It seems like superhero films have been obsessed with the words “realistic”, “gritty”, and “grounded” for probably the last ten years now, but in a way that has made way to a backlash. The less than welcoming reaction to the brooding Batman V Superman and the positive reaction to the goofy Deadpool proved that maybe a shift in tone is going to be necessary to grab an audience these days. In terms of tone, this is where Suicide Squad succeeds, but aside from that and a few characterizations, that’s about all it can manage.
For those who don’t immediately recognize any character name from the cast immediately, don’t sweat it, as that’s kind of the point of this not so heroic team. They’re meant to be for the most part the B-list and below parts of the DC Comics cannon. In other words, DC and Warner Bros. clearly wanted this to be their take on Guardians of the Galaxy, with rogues fighting the good fight for a reason other than a sense of trying to be heroic. But what this film failed to learn from that far superior film is that the reason we cared about Star Lord, Groot, Rocket Raccoon, and others was not just because they could do some cool stuff and said a snappy line here or there. Guardians took its time to give everyone a bit of characterization to connect with each member of the team. In Suicide Squad, this idea is pretty much dropped after the first act.
The title team is made up of B-list villains and a couple soldiers that we really only find out about through a giant information dump from the team’s commander Amanda Waller, played here by Viola Davis.
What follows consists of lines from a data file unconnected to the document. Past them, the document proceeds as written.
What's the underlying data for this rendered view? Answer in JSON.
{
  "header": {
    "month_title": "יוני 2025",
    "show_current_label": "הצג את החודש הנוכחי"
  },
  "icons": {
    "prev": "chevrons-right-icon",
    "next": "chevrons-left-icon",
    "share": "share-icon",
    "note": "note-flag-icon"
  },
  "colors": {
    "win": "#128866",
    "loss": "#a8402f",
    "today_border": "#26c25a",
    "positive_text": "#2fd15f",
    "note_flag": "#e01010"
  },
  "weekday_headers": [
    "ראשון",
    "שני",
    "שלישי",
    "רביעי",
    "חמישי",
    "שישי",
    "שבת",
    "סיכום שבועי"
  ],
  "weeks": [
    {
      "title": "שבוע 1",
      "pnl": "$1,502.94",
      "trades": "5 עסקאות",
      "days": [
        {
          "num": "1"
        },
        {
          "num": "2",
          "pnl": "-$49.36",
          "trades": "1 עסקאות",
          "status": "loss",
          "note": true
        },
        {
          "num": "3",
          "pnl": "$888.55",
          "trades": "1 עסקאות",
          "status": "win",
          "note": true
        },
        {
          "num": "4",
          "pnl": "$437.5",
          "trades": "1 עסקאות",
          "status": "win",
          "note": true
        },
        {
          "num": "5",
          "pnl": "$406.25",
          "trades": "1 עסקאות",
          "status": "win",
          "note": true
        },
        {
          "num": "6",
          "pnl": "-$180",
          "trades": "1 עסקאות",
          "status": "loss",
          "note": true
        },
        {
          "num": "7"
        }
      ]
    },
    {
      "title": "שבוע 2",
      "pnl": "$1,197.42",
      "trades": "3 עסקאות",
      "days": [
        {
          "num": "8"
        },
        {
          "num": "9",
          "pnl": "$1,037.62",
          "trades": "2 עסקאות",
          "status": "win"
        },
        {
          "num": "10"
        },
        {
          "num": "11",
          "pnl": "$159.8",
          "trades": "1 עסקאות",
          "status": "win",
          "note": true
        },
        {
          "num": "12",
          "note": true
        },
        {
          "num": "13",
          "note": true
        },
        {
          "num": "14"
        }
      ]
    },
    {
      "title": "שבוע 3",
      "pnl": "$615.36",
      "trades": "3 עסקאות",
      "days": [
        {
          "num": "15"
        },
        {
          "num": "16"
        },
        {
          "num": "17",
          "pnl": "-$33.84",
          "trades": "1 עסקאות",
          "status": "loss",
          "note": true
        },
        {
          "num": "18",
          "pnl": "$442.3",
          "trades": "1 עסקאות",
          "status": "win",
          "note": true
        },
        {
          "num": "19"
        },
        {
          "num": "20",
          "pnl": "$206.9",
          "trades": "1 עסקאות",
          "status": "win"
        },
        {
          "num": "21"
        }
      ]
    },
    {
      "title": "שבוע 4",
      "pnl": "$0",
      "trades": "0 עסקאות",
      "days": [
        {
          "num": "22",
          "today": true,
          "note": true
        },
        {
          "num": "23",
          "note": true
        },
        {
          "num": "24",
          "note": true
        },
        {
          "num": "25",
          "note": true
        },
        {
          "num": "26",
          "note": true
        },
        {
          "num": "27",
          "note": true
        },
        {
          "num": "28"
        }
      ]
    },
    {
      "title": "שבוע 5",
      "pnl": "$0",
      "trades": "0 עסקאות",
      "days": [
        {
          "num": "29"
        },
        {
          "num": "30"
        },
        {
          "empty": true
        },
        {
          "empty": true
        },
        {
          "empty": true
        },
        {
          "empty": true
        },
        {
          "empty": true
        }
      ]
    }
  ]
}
There is so much of this film that shows only a glimpse of potential at best, but Amanda Waller is fully realized throughout. She’s in charge, willing to kill anyone who gets in her way, and gets her way by any means necessary. Essentially, imagine House of Cards’ Frank Underwood getting so good at scheming that he doesn’t have to stay quiet about his intentions. If only the rest of her team could get as many moments as her. After the quick introduction, no one is really expanded upon and no where is this more apparent than with the handling of Margot Robbie’s Harley Quinn. There are awkward flashbacks put in at odd times to try and let us know about her relationship being the girlfriend of The Batman villain Joker, but it’s so insanely unfocused that every attempt at development feels like a last minute afterthought at best.
I should probably mention the plot at this point, but I can’t be bothered. It seems director and writer David Ayer stopped caring at a certain point too. The basic premise of bad guys being forced to fight battles for the government in firmly established early on, but story telling is pushed aside for a film that just wanted to have as much action as possible in the middle of an abandoned city filled with faceless pawns for a big baddie. This team has one mission and they do it because they are told to. Why and how we the audience should care is given next to little attention and it wouldn’t surprise me if every slow moment develop the team’s dynamics and inner workings was edited out to allow more action scenes to be put in instead. But speaking of editing, there is just something wrong with the pacing of this film. Maybe it’s because what would normally be the last third of a film is dragged out for over an hour. Maybe it’s the repetitive set up of action then brief talking, action then brief talking for the entire film. Maybe it’s the hinted at B-plot of The Joker throwing a wrench in the team’s activities is limited to maybe 5 minutes of the film total. But whatever the problem is, there is no denying this film desperately needed a few more drafts taken care of before it should’ve started filming.
Also, on a personal note, I am done with threats that plan to destroy the entire world. I was pretty much reaching boredom with this in comic book films when the cluttered Avengers: Age of Ultron came out. I was absolutely over it by the time X-Men: Apocalypse arrived. It’s a lazy plot point in this genre, but I have never seen it so lazily thrusted into a film like in Suicide Squad. I’ll try to avoid spoilers, but this film’s villain boils down to an Aztec take on the magic seen in the Thor fans who clearly hates a specific character. You could absolutely have this be a personal battle that presents some grey in a battle, but instead chooses the easy way kill out: kill everyone and everyone because reasons. It cheapens the drama and devolves tension to nothing. I beg you DC and Warner Bros., take a lesson from Captain America: Civil War and make us worried for the players on the stage and not the stage as a whole.
As for the good, I can at least say that even if the bits of character development are minimal, the moments that are there actually work. Nearly everyone is giving a fantastic performance, aside from some over the top antics from Jared Leto’s Joker. I would have no problem seeing another film from this team if they promise to allow Will Smith’s Deadshot just talk with members of his team about anything aside from directing them who and what to fight. I would love to see some more moments from the romance between Margot Robbie’s Harley Quinn and Jared Leto’s Joker. But instead we’re told to simply be entertained by half realized characters fighting in repetitive action scenes to fill a running time that’s a drag to get through. There is potential for a fun yet grounded Guardians of the Galaxy-styled film here, but it looks like we’re going to be waiting until a sequel to hopefully get that film.